┌────────

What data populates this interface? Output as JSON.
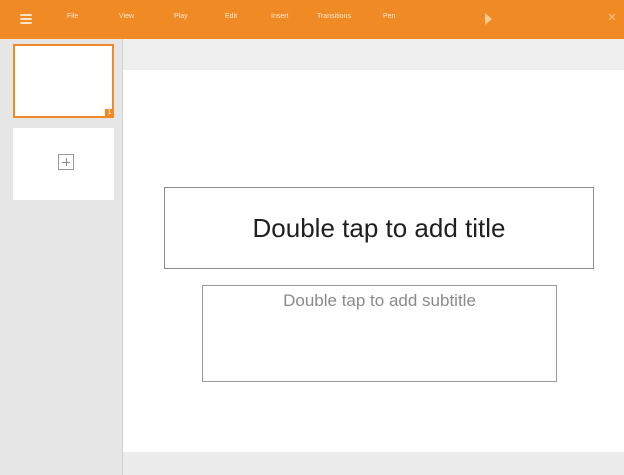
{
  "toolbar": {
    "menu_items": [
      "File",
      "View",
      "Play",
      "Edit",
      "Insert",
      "Transitions",
      "Pen"
    ]
  },
  "sidebar": {
    "slides": [
      {
        "number": "1"
      }
    ]
  },
  "slide": {
    "title_placeholder": "Double tap to add title",
    "subtitle_placeholder": "Double tap to add subtitle"
  },
  "colors": {
    "accent": "#f08a24"
  },
  "icons": [
    "hamburger-menu-icon",
    "play-icon",
    "close-icon",
    "add-slide-icon"
  ]
}
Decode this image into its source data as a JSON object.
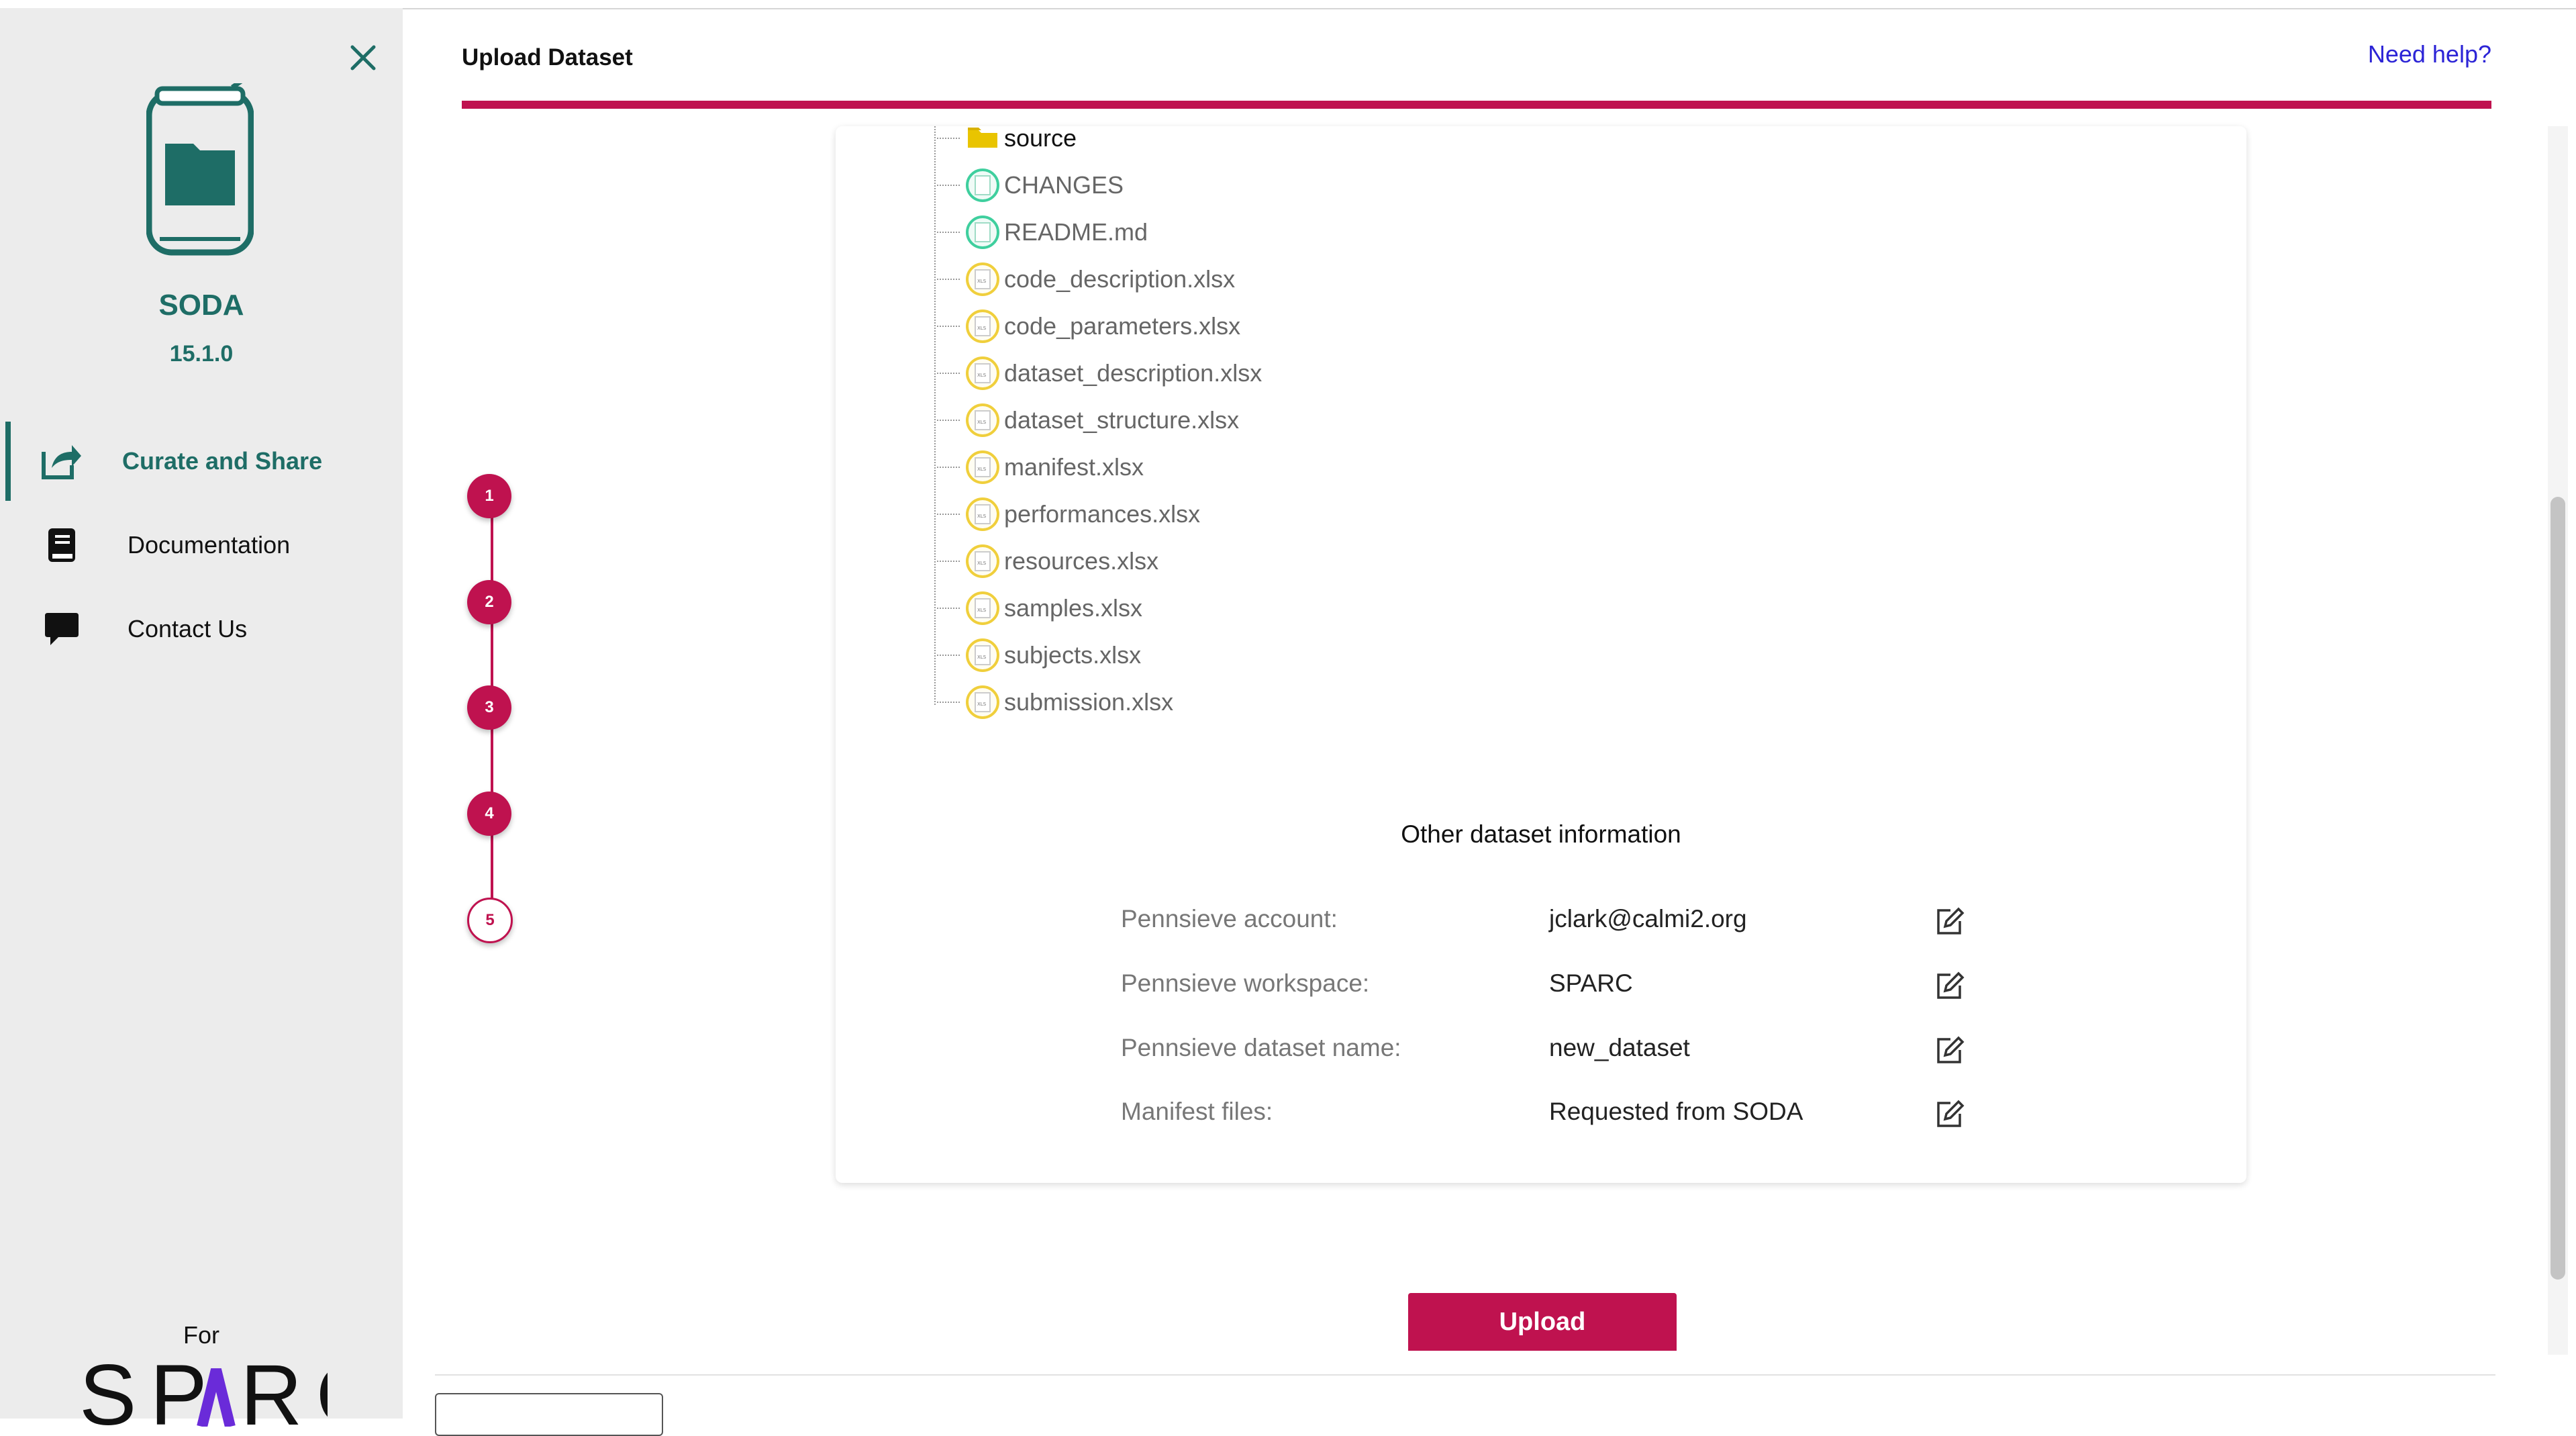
{
  "app": {
    "name": "SODA",
    "version": "15.1.0"
  },
  "sidebar": {
    "items": [
      {
        "label": "Curate and Share",
        "icon": "share-icon",
        "active": true
      },
      {
        "label": "Documentation",
        "icon": "book-icon",
        "active": false
      },
      {
        "label": "Contact Us",
        "icon": "chat-bubble-icon",
        "active": false
      }
    ],
    "footer_for": "For",
    "footer_brand": "SPARC"
  },
  "header": {
    "title": "Upload Dataset",
    "help_link": "Need help?"
  },
  "stepper": {
    "steps": [
      "1",
      "2",
      "3",
      "4",
      "5"
    ],
    "current_step": 5
  },
  "tree": {
    "items": [
      {
        "name": "source",
        "type": "folder"
      },
      {
        "name": "CHANGES",
        "type": "text"
      },
      {
        "name": "README.md",
        "type": "text"
      },
      {
        "name": "code_description.xlsx",
        "type": "xlsx"
      },
      {
        "name": "code_parameters.xlsx",
        "type": "xlsx"
      },
      {
        "name": "dataset_description.xlsx",
        "type": "xlsx"
      },
      {
        "name": "dataset_structure.xlsx",
        "type": "xlsx"
      },
      {
        "name": "manifest.xlsx",
        "type": "xlsx"
      },
      {
        "name": "performances.xlsx",
        "type": "xlsx"
      },
      {
        "name": "resources.xlsx",
        "type": "xlsx"
      },
      {
        "name": "samples.xlsx",
        "type": "xlsx"
      },
      {
        "name": "subjects.xlsx",
        "type": "xlsx"
      },
      {
        "name": "submission.xlsx",
        "type": "xlsx"
      }
    ]
  },
  "info": {
    "title": "Other dataset information",
    "rows": [
      {
        "label": "Pennsieve account:",
        "value": "jclark@calmi2.org"
      },
      {
        "label": "Pennsieve workspace:",
        "value": "SPARC"
      },
      {
        "label": "Pennsieve dataset name:",
        "value": "new_dataset"
      },
      {
        "label": "Manifest files:",
        "value": "Requested from SODA"
      }
    ]
  },
  "actions": {
    "upload_label": "Upload"
  },
  "colors": {
    "brand_teal": "#1e6d66",
    "accent_crimson": "#bf124f",
    "link_blue": "#2c24d6",
    "sparc_purple": "#6a2bd9"
  }
}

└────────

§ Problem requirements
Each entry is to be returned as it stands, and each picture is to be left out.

§ Answer to the exercise
What data populates this interface? Output as JSON.
{
  "toolbar": {
    "menu_items": [
      "File",
      "View",
      "Play",
      "Edit",
      "Insert",
      "Transitions",
      "Pen"
    ]
  },
  "sidebar": {
    "slides": [
      {
        "number": "1"
      }
    ]
  },
  "slide": {
    "title_placeholder": "Double tap to add title",
    "subtitle_placeholder": "Double tap to add subtitle"
  },
  "colors": {
    "accent": "#f08a24"
  },
  "icons": [
    "hamburger-menu-icon",
    "play-icon",
    "close-icon",
    "add-slide-icon"
  ]
}
Decode this image into its source data as a JSON object.
{
  "app": {
    "name": "SODA",
    "version": "15.1.0"
  },
  "sidebar": {
    "items": [
      {
        "label": "Curate and Share",
        "icon": "share-icon",
        "active": true
      },
      {
        "label": "Documentation",
        "icon": "book-icon",
        "active": false
      },
      {
        "label": "Contact Us",
        "icon": "chat-bubble-icon",
        "active": false
      }
    ],
    "footer_for": "For",
    "footer_brand": "SPARC"
  },
  "header": {
    "title": "Upload Dataset",
    "help_link": "Need help?"
  },
  "stepper": {
    "steps": [
      "1",
      "2",
      "3",
      "4",
      "5"
    ],
    "current_step": 5
  },
  "tree": {
    "items": [
      {
        "name": "source",
        "type": "folder"
      },
      {
        "name": "CHANGES",
        "type": "text"
      },
      {
        "name": "README.md",
        "type": "text"
      },
      {
        "name": "code_description.xlsx",
        "type": "xlsx"
      },
      {
        "name": "code_parameters.xlsx",
        "type": "xlsx"
      },
      {
        "name": "dataset_description.xlsx",
        "type": "xlsx"
      },
      {
        "name": "dataset_structure.xlsx",
        "type": "xlsx"
      },
      {
        "name": "manifest.xlsx",
        "type": "xlsx"
      },
      {
        "name": "performances.xlsx",
        "type": "xlsx"
      },
      {
        "name": "resources.xlsx",
        "type": "xlsx"
      },
      {
        "name": "samples.xlsx",
        "type": "xlsx"
      },
      {
        "name": "subjects.xlsx",
        "type": "xlsx"
      },
      {
        "name": "submission.xlsx",
        "type": "xlsx"
      }
    ]
  },
  "info": {
    "title": "Other dataset information",
    "rows": [
      {
        "label": "Pennsieve account:",
        "value": "jclark@calmi2.org"
      },
      {
        "label": "Pennsieve workspace:",
        "value": "SPARC"
      },
      {
        "label": "Pennsieve dataset name:",
        "value": "new_dataset"
      },
      {
        "label": "Manifest files:",
        "value": "Requested from SODA"
      }
    ]
  },
  "actions": {
    "upload_label": "Upload"
  },
  "colors": {
    "brand_teal": "#1e6d66",
    "accent_crimson": "#bf124f",
    "link_blue": "#2c24d6",
    "sparc_purple": "#6a2bd9"
  }
}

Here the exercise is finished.